Channels: Calling On Specific Strengths

The lines that run between centers are called channels and when defined (colored in), they represent specific energetic strengths.

There are 32 channels in a Human Design chart, each representing themes such as self-expression, leadership, and creativity. Of course, the ways in which these energies show up will be specific to each person — and the nuances created by every other part of their chart!

We are all influenced by the people and environments around us in each of these centers, so it’s important to understand where we’ve been conditioned to act in ways that don’t align with how we’re designed to be.

And it goes even deeper: In Human Design, when three to nine people come together in a group (or work team, as it were), they form what’s called a “Penta”. The idea is that when more than two people come together in a small group, their unique individual energies combine and collaborate in a new energetic form.

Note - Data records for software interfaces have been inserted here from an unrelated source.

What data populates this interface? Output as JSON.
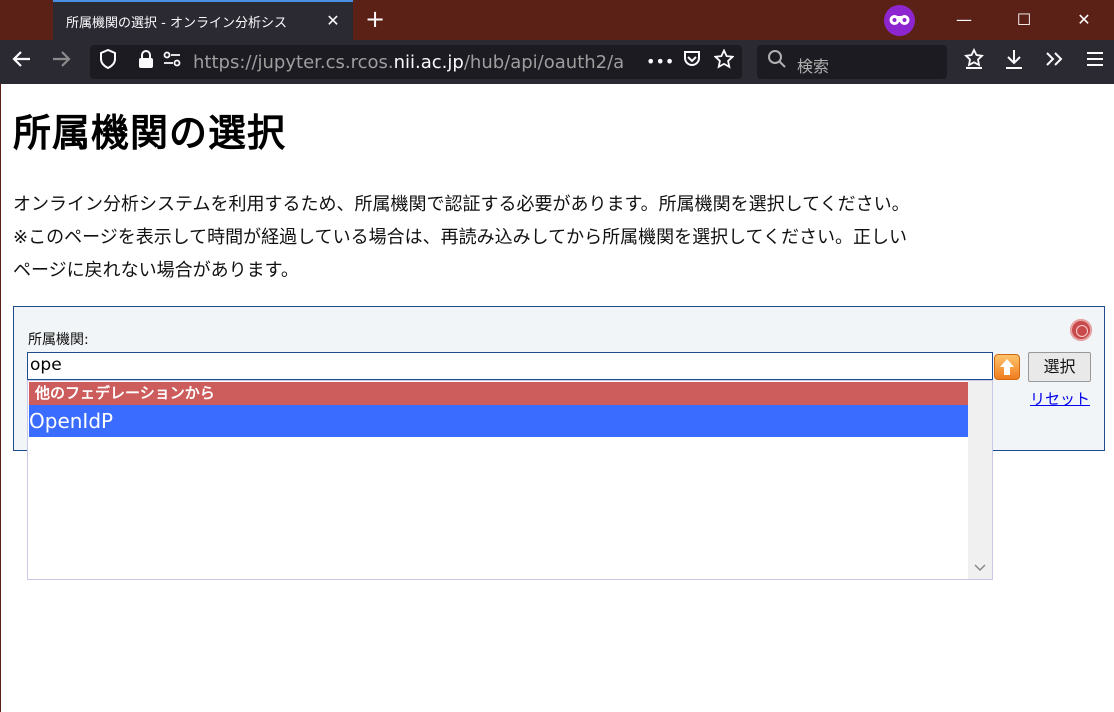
{
  "browser": {
    "tab_title": "所属機関の選択 - オンライン分析シス",
    "tab_close": "✕",
    "new_tab": "+",
    "url_prefix": "https://jupyter.cs.rcos.",
    "url_host": "nii.ac.jp",
    "url_suffix": "/hub/api/oauth2/a",
    "url_more": "•••",
    "search_placeholder": "検索",
    "window_minimize": "—",
    "window_maximize": "☐",
    "window_close": "✕"
  },
  "page": {
    "heading": "所属機関の選択",
    "description_line1": "オンライン分析システムを利用するため、所属機関で認証する必要があります。所属機関を選択してください。",
    "description_line2": "※このページを表示して時間が経過している場合は、再読み込みしてから所属機関を選択してください。正しい",
    "description_line3": "ページに戻れない場合があります。"
  },
  "wayf": {
    "label": "所属機関:",
    "input_value": "ope",
    "select_button": "選択",
    "reset_link": "リセット",
    "dropdown_group": "他のフェデレーションから",
    "dropdown_items": [
      "OpenIdP"
    ]
  },
  "colors": {
    "group_header": "#cd5c5c",
    "selected_item": "#3a6cff",
    "link": "#0000ee"
  }
}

Within a Penta, there are specific channels (or strengths) that are best suited for working together toward material success, which can be especially helpful to consider in a professional setting.

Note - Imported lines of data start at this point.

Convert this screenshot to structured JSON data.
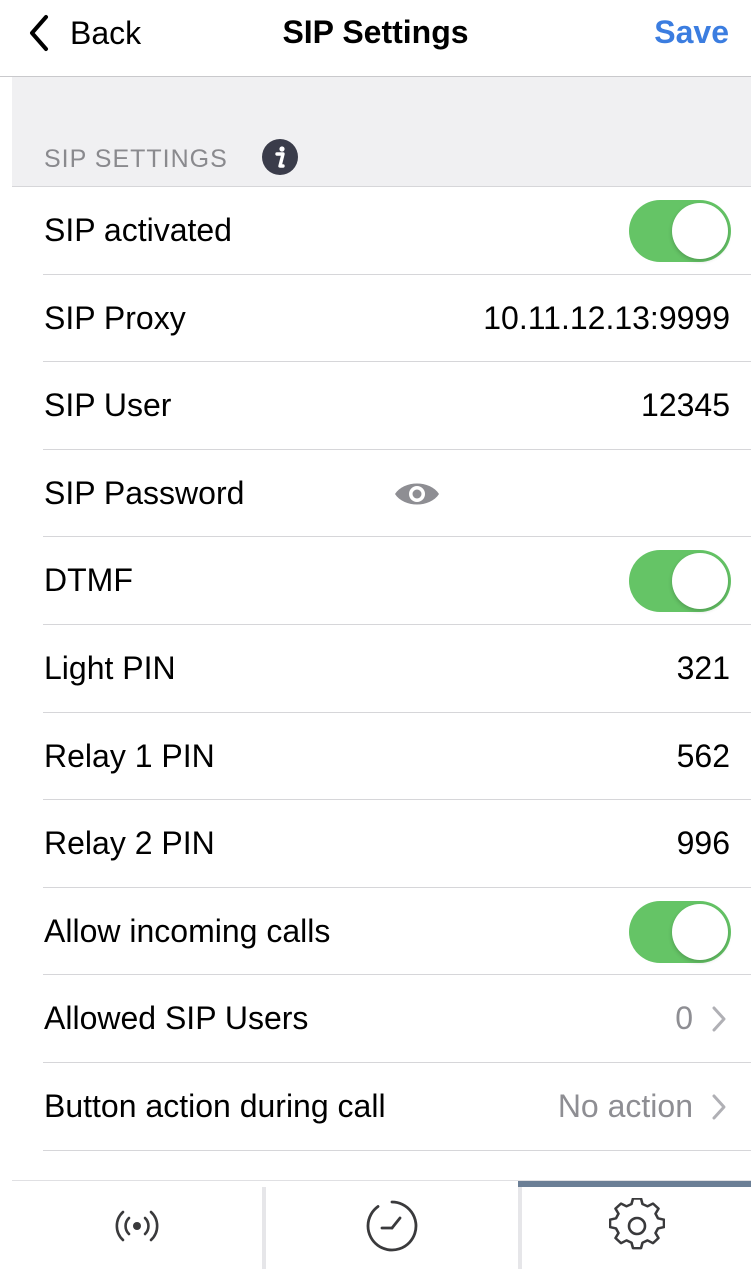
{
  "nav": {
    "back_label": "Back",
    "title": "SIP Settings",
    "save_label": "Save"
  },
  "section": {
    "title": "SIP SETTINGS",
    "info_icon": "info-icon"
  },
  "rows": [
    {
      "label": "SIP activated",
      "type": "toggle",
      "on": true
    },
    {
      "label": "SIP Proxy",
      "type": "value",
      "value": "10.11.12.13:9999"
    },
    {
      "label": "SIP User",
      "type": "value",
      "value": "12345"
    },
    {
      "label": "SIP Password",
      "type": "password",
      "icon": "eye-icon"
    },
    {
      "label": "DTMF",
      "type": "toggle",
      "on": true
    },
    {
      "label": "Light PIN",
      "type": "value",
      "value": "321"
    },
    {
      "label": "Relay 1 PIN",
      "type": "value",
      "value": "562"
    },
    {
      "label": "Relay 2 PIN",
      "type": "value",
      "value": "996"
    },
    {
      "label": "Allow incoming calls",
      "type": "toggle",
      "on": true
    },
    {
      "label": "Allowed SIP Users",
      "type": "disclosure",
      "value": "0"
    },
    {
      "label": "Button action during call",
      "type": "disclosure",
      "value": "No action"
    }
  ],
  "tabbar": {
    "tabs": [
      {
        "icon": "broadcast-icon",
        "active": false
      },
      {
        "icon": "clock-icon",
        "active": false
      },
      {
        "icon": "gear-icon",
        "active": true
      }
    ]
  },
  "colors": {
    "accent": "#3b7de0",
    "toggle_on": "#65c466",
    "section_bg": "#f0f0f2",
    "muted_text": "#8e8e93",
    "active_tab_indicator": "#6b7f96"
  }
}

Analyzing your team can determine which Penta channels are present — and which are missing — so that you can tap people on your team for their inherent strengths and work to fill in any gaps that might be missing.

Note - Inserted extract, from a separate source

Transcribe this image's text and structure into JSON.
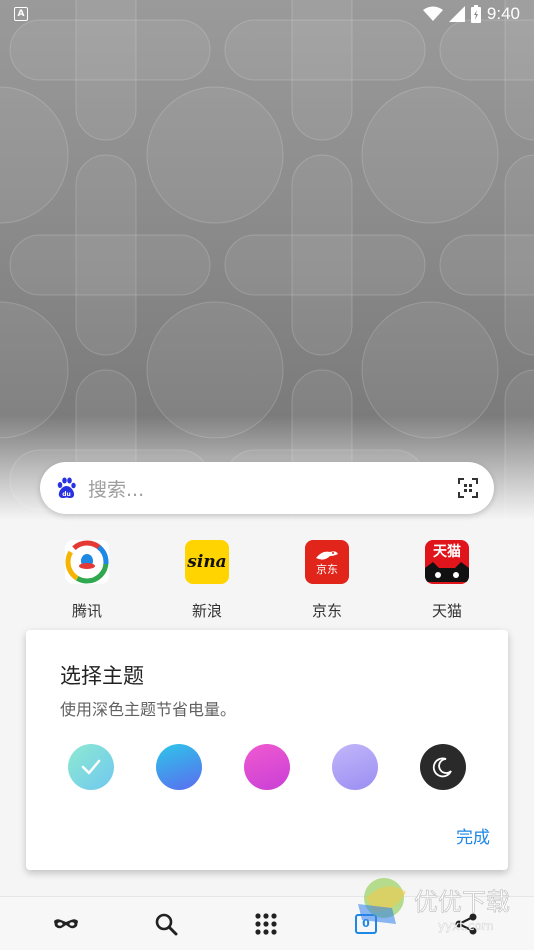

Profiles: Highlighting the Roles We Play

Finally, there are also 12 different profiles in Human Design, each representing the role someone is designed to show up as in this lifetime.

There are six “lines” (correlating with the six lines of the hexagrams in the ancient Chinese divination text, I Ching) in Human Design profiles, and everyone’s profile will be made up of two of these lines — each characterizing a way of being that we’re designed to inhabit:

1st Line: You’re very curious by nature and need a foundation of information to feel secure.
2nd Line: You’re the quintessential introvert; craving alone time to recharge and focus on the things that come naturally to you.
3rd Line: Yours is an experiential, trial-and-error life process; you’re here to experiment with life and share what works and what doesn’t with the rest of us.
4th Line: Your network — the close circle of relationships that keep you feeling solid and grounded — are probably very important to you; you give and receive.
5th Line: You’re a natural problem-solver and destined to lead and help others — which others tend to naturally pick up on and project onto you!
6th Line: You have three distinct life stages that help you become a natural role model: From birth to around 30, you trial and error like a third line; from 30-50, you heal and integrate lessons learned; and from around 50 years old onward, you live as the fullest expression of yourself — the role model for the rest of us.

If someone on your team has a 1/3 profile, for instance, they may feel like a natural authority when they lead through the lens of their lived experience — while someone with a 5/1 profile might want to lean on their strong foundation of knowledge to provide the practical solutions that people need.

A 4/1 profile might be a focused and influential authority in their close network, while a 6/2 (like me) is waiting on a specific and special call that will allow them to bring out their gifts and embody their power as a role model.

Whether used personally or professionally, Human Design is about self-discovery and relational attunement. It’s also about permission; the permission to be the most authentic version of yourself in every area of your life — and to allow others the same.

Human Design isn’t prescriptive: It will never tell you exactly what the title of each team member should be or how to map their specific career path from A to Z. But it will help you understand yourself and others better; it will deepen your compassion for the complexity of everyone you meet.

Whether you lead a team or you’re part of one, Human Design can help you show up successfully, individually and together — because it gives you permission to be yourself, to trust yourself, and to honor the unique differences we all bring to the table.

This work is licensed under a Creative Commons Attribution-ShareAlike 4.0 International License.

Add New Comment

Your email address will not be published.